It’s the dreaded words that everyone hates to hear, “We need to talk.” Usually, they’re said by your significant other who has finally decided they can’t stand you and want to break up. Or, worse, it’s your boss telling you that they’re restructuring and you’ve been chosen to be relocated to another job at another company. This time was not even close to either of those scenarios. It was my friend, Michelle, and she had a serious look of concern on her face. I sat down in the chair in her office (we’re also coworkers) and I asked, “Okay. What is it?” What came out of her mouth next, I never dreamed. Michelle said, “We need to talk about your walk. You still have a fat-girl walk.” I countered, “Me? I walk like a fat girl? What does that mean? Do you think other people have noticed?” I think she could hear the panic in my voice. She calmly told me that it’s okay and we can work on it. She then had me strut past her office and I focused really hard on walking up straight and as normal as possible. She said I wasn’t doing it that time but I was instead walking like a zombie. Well, great.
We made plans to go to the mall the next day with plenty of area for me to walk and her to critique me. It was decided that my fat-girl-esque walk comes from me lowering my shoulders and occasionally swaying when I walk. After years of self-esteem issues and wanting to blend (aka be lower than everyone), I don’t walk up straight. The swaying, however, is a habit derived from a self-consciousness over hearing my thighs rub together. Every girl owns a pair of pants that’s made of that specific fabric that makes the swish, swish noise when you walk. No, not corduroy. I’ve never owned corduroy. My office is a very quiet environment at times and I can hear myself walking down the corridor, so I sway. I’m sure that’s why so many girls strive for that thigh gap, so that they can walk confidently in quiet places. It’s embarrassing and it’s like I’m announcing to my floor that I have arrived for the day. Sarah’s here! You can hear her and her thighs coming up the stairs.

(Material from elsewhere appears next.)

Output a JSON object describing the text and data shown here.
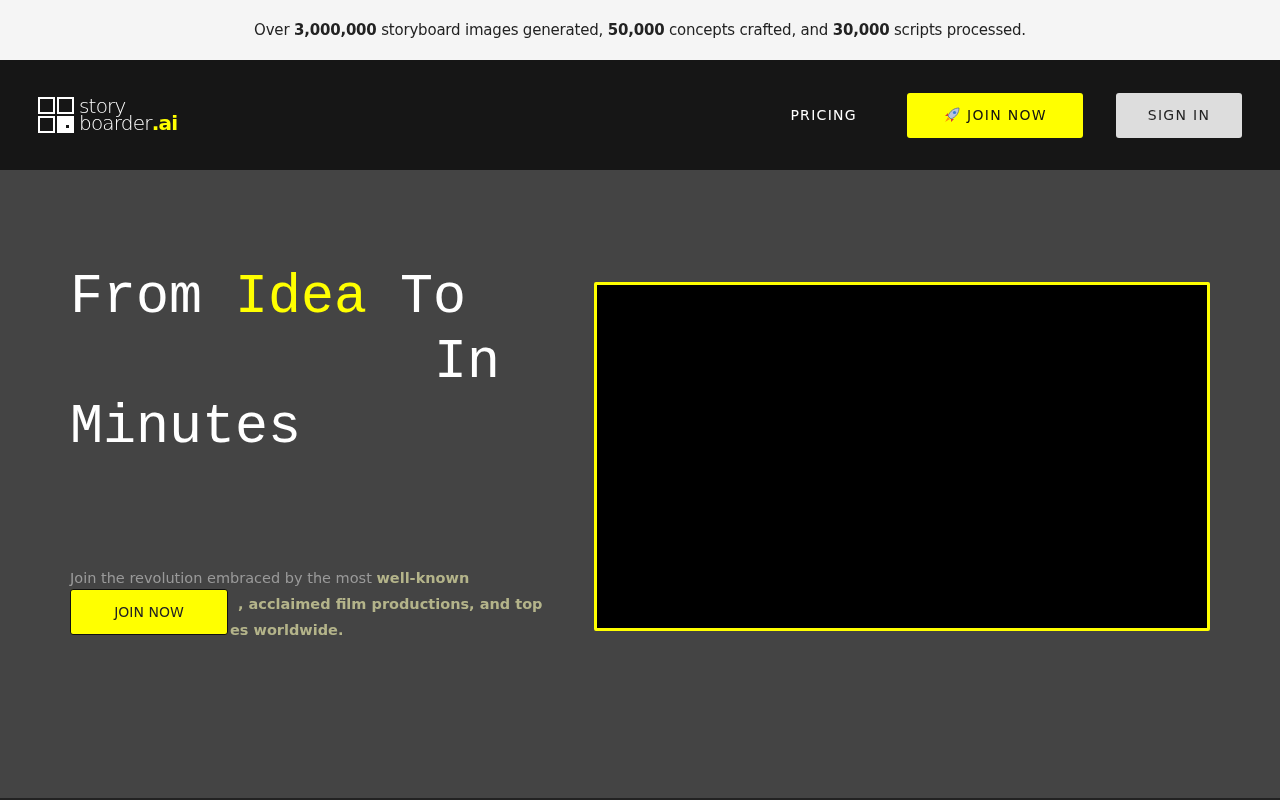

With research, development and some thigh toning exercises, I hope to shed my fat-girl walk. I’m admitting it to all of you in my world with hopes that you help correct me. Feel free to make a buzzer sound when I slouch or sway. It takes a village and I strive to one day glide confidently from room to room. I want to thank Michelle for providing me an opportunity for self-improvement. I love you for your honesty and willingness to still be seen in public with me despite my fatty-person gait.